### Website and app data records
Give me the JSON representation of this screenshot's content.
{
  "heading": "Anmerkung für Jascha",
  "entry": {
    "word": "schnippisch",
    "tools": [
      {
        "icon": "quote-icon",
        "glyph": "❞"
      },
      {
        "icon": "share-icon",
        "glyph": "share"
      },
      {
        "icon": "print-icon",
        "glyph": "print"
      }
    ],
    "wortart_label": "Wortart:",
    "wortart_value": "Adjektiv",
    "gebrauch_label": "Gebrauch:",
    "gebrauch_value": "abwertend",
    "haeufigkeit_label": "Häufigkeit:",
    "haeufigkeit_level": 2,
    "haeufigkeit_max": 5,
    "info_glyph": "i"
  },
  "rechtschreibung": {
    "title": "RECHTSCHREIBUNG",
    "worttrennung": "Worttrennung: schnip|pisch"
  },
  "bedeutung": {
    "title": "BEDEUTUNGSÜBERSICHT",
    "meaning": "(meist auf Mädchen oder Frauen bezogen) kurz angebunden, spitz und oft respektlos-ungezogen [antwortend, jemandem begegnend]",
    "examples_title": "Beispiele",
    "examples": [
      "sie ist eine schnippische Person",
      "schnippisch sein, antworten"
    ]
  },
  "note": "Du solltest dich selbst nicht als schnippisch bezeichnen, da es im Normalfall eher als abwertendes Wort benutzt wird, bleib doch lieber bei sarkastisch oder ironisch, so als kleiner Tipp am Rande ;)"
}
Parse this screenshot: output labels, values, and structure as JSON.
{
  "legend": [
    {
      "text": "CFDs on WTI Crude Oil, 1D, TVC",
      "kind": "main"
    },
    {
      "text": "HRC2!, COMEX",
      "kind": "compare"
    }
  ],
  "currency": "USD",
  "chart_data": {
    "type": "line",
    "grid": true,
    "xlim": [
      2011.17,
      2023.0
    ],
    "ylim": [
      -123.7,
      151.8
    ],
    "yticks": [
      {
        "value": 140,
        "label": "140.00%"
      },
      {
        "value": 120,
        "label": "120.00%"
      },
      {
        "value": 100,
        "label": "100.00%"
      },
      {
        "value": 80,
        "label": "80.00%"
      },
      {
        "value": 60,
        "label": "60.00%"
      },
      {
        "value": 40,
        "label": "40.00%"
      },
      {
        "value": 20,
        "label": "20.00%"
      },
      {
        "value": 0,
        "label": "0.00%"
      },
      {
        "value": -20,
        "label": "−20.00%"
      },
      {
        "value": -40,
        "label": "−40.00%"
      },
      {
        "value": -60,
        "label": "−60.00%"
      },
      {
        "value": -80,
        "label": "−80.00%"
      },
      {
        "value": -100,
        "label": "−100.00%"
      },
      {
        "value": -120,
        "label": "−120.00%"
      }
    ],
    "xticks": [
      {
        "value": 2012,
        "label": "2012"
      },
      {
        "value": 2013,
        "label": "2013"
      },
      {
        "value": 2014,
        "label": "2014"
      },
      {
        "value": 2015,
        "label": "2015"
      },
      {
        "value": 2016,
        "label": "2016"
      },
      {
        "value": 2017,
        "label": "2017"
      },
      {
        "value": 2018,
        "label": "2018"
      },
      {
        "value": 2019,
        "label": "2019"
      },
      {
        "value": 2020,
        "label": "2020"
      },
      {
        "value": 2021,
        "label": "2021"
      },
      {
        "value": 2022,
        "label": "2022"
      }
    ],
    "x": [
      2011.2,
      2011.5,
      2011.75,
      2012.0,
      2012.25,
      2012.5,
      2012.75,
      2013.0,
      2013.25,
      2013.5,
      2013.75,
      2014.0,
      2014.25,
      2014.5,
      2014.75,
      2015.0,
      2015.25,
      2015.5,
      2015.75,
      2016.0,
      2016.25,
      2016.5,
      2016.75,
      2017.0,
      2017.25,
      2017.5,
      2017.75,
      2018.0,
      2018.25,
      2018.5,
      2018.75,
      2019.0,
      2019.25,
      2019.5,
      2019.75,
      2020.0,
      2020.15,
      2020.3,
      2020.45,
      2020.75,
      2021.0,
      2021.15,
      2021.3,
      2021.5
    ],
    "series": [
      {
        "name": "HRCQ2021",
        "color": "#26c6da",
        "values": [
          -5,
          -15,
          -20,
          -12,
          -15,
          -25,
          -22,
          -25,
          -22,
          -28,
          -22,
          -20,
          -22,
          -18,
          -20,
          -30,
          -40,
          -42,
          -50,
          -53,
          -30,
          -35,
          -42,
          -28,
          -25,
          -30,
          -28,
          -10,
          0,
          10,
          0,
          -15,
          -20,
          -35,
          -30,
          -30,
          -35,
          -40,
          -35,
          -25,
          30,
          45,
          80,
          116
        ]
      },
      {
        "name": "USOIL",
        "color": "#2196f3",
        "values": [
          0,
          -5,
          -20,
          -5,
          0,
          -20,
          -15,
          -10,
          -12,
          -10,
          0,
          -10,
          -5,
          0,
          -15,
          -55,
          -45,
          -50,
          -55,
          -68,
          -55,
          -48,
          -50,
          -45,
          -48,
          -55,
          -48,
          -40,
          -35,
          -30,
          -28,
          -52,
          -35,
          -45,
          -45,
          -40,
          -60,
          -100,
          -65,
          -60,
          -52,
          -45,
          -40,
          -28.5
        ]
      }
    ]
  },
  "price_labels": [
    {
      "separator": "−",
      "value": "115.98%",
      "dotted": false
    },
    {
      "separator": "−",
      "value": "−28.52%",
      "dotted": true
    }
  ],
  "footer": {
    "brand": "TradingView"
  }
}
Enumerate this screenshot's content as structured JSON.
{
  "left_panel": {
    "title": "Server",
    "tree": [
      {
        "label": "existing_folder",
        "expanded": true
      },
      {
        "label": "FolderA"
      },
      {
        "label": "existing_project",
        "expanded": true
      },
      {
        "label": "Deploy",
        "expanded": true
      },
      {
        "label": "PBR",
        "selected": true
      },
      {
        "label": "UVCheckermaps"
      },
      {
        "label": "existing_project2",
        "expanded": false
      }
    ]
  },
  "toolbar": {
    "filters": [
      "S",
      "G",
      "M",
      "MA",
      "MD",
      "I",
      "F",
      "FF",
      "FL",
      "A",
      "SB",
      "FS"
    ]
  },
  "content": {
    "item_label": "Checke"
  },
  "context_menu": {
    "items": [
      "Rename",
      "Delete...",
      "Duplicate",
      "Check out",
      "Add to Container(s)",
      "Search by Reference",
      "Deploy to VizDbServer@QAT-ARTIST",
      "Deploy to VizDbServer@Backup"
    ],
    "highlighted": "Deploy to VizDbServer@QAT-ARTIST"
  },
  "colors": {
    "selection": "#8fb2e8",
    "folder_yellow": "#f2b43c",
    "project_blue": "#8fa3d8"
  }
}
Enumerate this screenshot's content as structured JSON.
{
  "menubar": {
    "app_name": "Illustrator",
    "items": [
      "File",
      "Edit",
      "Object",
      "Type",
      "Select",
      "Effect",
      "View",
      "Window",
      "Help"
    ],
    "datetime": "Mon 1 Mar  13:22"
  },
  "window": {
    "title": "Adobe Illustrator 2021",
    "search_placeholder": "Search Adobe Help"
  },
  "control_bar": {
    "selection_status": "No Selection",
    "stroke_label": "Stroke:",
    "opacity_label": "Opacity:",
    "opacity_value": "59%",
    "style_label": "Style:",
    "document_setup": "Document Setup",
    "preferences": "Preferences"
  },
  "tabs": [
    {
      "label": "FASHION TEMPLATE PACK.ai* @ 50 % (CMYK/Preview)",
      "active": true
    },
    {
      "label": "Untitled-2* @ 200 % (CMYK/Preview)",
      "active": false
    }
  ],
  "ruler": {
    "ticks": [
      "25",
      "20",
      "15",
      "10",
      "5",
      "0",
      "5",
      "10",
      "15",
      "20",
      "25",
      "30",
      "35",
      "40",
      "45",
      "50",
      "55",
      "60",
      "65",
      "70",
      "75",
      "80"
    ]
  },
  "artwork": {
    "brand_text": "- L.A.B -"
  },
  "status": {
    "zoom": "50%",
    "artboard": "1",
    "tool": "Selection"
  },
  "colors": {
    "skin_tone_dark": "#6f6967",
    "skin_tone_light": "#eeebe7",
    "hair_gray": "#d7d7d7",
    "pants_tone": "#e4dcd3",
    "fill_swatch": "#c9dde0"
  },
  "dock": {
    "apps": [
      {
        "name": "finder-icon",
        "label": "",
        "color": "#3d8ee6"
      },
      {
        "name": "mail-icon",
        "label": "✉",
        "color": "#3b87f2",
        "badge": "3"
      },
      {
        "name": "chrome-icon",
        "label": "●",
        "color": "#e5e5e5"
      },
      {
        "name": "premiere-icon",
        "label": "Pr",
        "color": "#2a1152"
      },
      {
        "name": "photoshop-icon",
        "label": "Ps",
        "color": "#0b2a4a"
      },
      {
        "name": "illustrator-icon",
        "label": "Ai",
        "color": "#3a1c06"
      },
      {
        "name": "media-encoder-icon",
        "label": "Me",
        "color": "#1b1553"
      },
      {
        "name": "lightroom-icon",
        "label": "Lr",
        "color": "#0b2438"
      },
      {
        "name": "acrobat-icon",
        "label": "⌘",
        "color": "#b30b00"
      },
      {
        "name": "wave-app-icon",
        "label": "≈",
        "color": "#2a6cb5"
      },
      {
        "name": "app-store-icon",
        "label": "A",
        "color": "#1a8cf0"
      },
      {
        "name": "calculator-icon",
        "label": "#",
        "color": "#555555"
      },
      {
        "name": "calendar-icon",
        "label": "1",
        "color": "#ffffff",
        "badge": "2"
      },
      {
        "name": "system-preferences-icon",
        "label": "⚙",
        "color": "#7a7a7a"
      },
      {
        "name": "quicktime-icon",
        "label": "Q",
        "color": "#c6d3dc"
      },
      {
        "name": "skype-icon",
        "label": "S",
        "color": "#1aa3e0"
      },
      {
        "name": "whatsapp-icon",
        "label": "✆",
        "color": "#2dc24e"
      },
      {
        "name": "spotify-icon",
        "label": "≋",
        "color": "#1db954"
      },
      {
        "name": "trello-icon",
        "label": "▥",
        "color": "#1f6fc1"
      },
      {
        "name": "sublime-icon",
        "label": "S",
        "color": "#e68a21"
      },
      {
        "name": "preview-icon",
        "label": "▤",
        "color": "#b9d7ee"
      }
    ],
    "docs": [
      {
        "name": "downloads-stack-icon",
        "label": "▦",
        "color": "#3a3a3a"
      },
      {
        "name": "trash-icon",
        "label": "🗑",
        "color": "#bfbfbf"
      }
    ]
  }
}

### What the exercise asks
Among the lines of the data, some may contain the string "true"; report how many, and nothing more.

### Output
7